#### Task directions:
For each line below that holds "placeholder", return the line as it stands.

-=-=-

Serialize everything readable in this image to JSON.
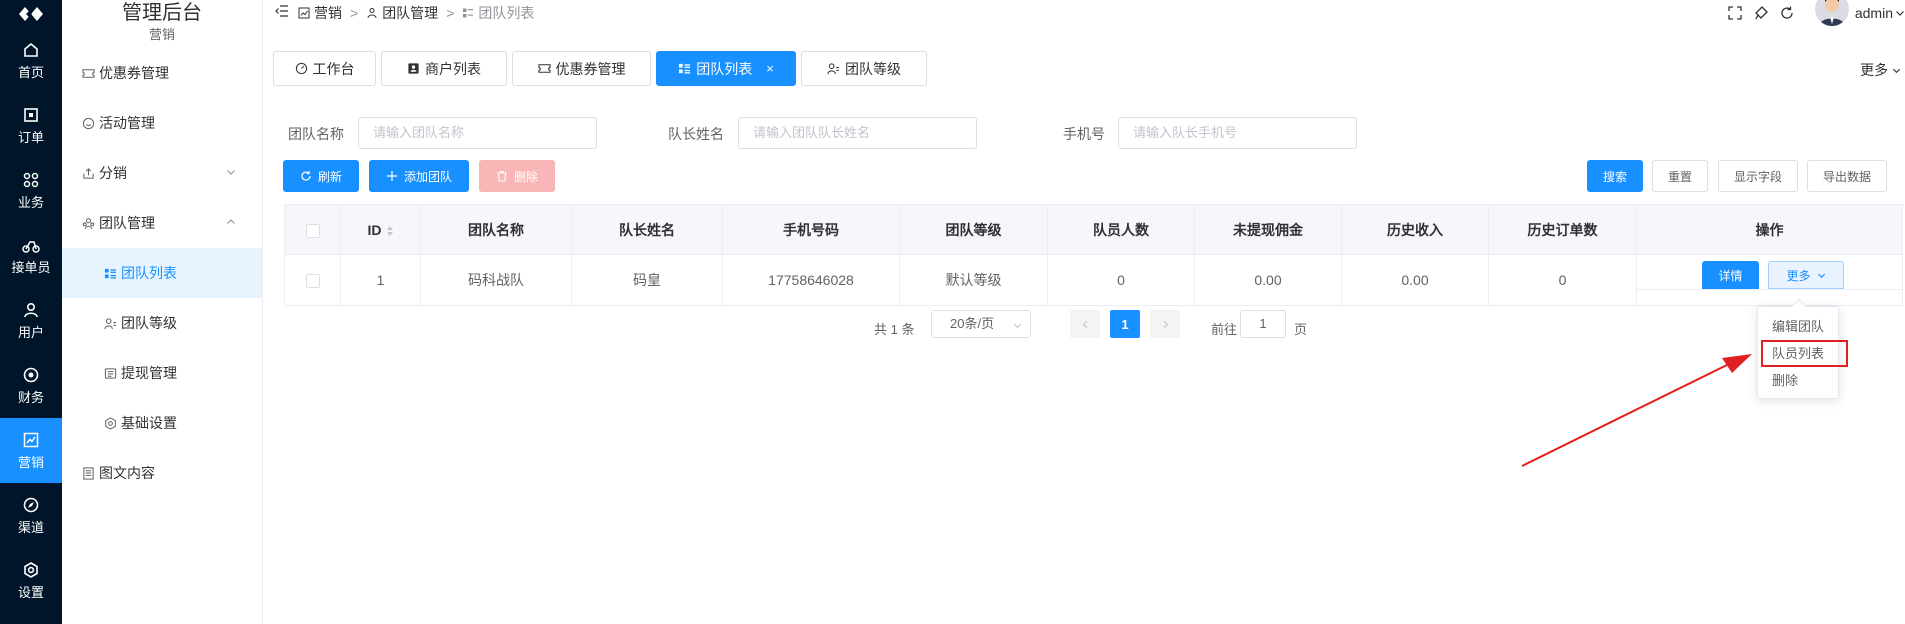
{
  "rail": [
    {
      "label": "首页",
      "icon": "home-icon"
    },
    {
      "label": "订单",
      "icon": "order-icon"
    },
    {
      "label": "业务",
      "icon": "business-icon"
    },
    {
      "label": "接单员",
      "icon": "courier-icon"
    },
    {
      "label": "用户",
      "icon": "user-icon"
    },
    {
      "label": "财务",
      "icon": "finance-icon"
    },
    {
      "label": "营销",
      "icon": "marketing-icon",
      "active": true
    },
    {
      "label": "渠道",
      "icon": "channel-icon"
    },
    {
      "label": "设置",
      "icon": "settings-icon"
    }
  ],
  "sidebar": {
    "title": "管理后台",
    "subtitle": "营销",
    "items": [
      {
        "label": "优惠券管理",
        "icon": "coupon-icon"
      },
      {
        "label": "活动管理",
        "icon": "activity-icon"
      },
      {
        "label": "分销",
        "icon": "share-icon"
      },
      {
        "label": "团队管理",
        "icon": "team-icon"
      },
      {
        "label": "团队列表",
        "icon": "list-icon"
      },
      {
        "label": "团队等级",
        "icon": "level-icon"
      },
      {
        "label": "提现管理",
        "icon": "withdraw-icon"
      },
      {
        "label": "基础设置",
        "icon": "gear-icon"
      },
      {
        "label": "图文内容",
        "icon": "document-icon"
      }
    ]
  },
  "breadcrumb": [
    "营销",
    "团队管理",
    "团队列表"
  ],
  "header": {
    "username": "admin"
  },
  "tabs": [
    {
      "label": "工作台"
    },
    {
      "label": "商户列表"
    },
    {
      "label": "优惠券管理"
    },
    {
      "label": "团队列表",
      "close": "×"
    },
    {
      "label": "团队等级"
    }
  ],
  "tabs_more": "更多",
  "filters": {
    "team_name": {
      "label": "团队名称",
      "placeholder": "请输入团队名称"
    },
    "leader_name": {
      "label": "队长姓名",
      "placeholder": "请输入团队队长姓名"
    },
    "phone": {
      "label": "手机号",
      "placeholder": "请输入队长手机号"
    }
  },
  "toolbar": {
    "refresh": "刷新",
    "add": "添加团队",
    "delete": "删除",
    "search": "搜索",
    "reset": "重置",
    "columns": "显示字段",
    "export": "导出数据"
  },
  "table": {
    "headers": [
      "ID",
      "团队名称",
      "队长姓名",
      "手机号码",
      "团队等级",
      "队员人数",
      "未提现佣金",
      "历史收入",
      "历史订单数",
      "操作"
    ],
    "rows": [
      {
        "id": "1",
        "name": "码科战队",
        "leader": "码皇",
        "phone": "17758646028",
        "level": "默认等级",
        "members": "0",
        "unwithdrawn": "0.00",
        "income": "0.00",
        "orders": "0"
      }
    ],
    "detail_label": "详情",
    "more_label": "更多"
  },
  "pagination": {
    "total": "共 1 条",
    "page_size": "20条/页",
    "current": "1",
    "goto_prefix": "前往",
    "goto_value": "1",
    "goto_suffix": "页"
  },
  "dropdown": [
    "编辑团队",
    "队员列表",
    "删除"
  ]
}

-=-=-

#### Exercise result:
      "placeholder": "请输入团队名称"
      "placeholder": "请输入团队队长姓名"
      "placeholder": "请输入队长手机号"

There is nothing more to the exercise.